Myth: The COVID-19 vaccine is a microchip so the government can track you 
False. The COVID-19 vaccine will not contain any sort of microchip or tracking device implemented by the government. The vaccine syringes will likely contain something called an RFID microchip from medical solutions company ApiJect Systems America, which will allow public health agencies to collect information about when and where the vaccine was administered, but that microchip wouldn't be injected into your body.  

Myth: The COVID-19 vaccine will make you more susceptible to other illnesses 
Vaccines historically do not result in immune suppression that leaves people susceptible to various diseases. The virus itself may suppress the immune system of the host and negatively impact the host's ability to stimulate antibody production. The vaccines boost adaptive immunity. The coronavirus vaccines in development in the U.S. do not contain live viruses that could make you sick. They cause the body to recognize the virus protein so the body's immune system can develop a response to it. 

Myth: People who already had COVID-19, don't need to get a vaccine. 
There is not enough information to say if or for how long after infection someone is protected from getting COVID-19 again. This is called natural immunity. Early evidence suggests natural immunity from COVID-19 may not last very long, but more studies are needed to better understand this. However, medical experts recommend those that had COVID-19 should delay vaccination until about 90 days from diagnosis.
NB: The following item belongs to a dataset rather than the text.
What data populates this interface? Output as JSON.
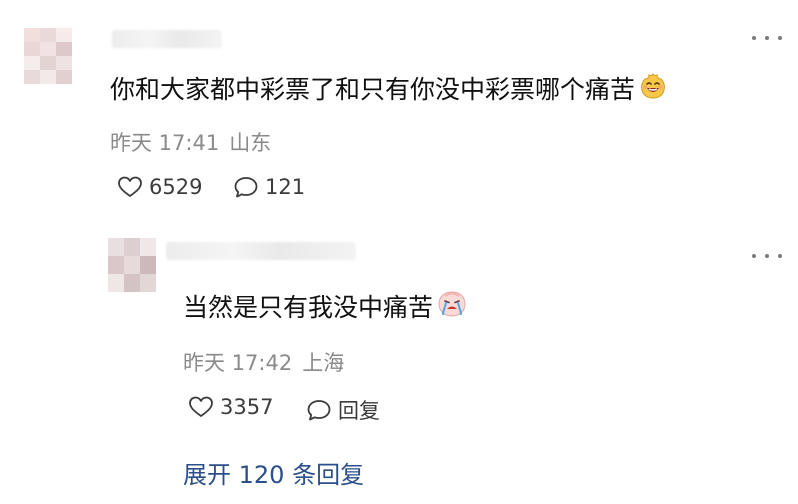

People should not get vaccinated if in quarantine after exposure or if they have COVID-19 symptoms. 

Myth: The vaccine is a bigger risk than contracting the illness; we should let the virus run its course naturally 
Allowing the virus to "run its course" will require hundreds of millions of cases -- just in the U.S.  

Delivering Exceptional Service

Questions? Issues?

Contact Us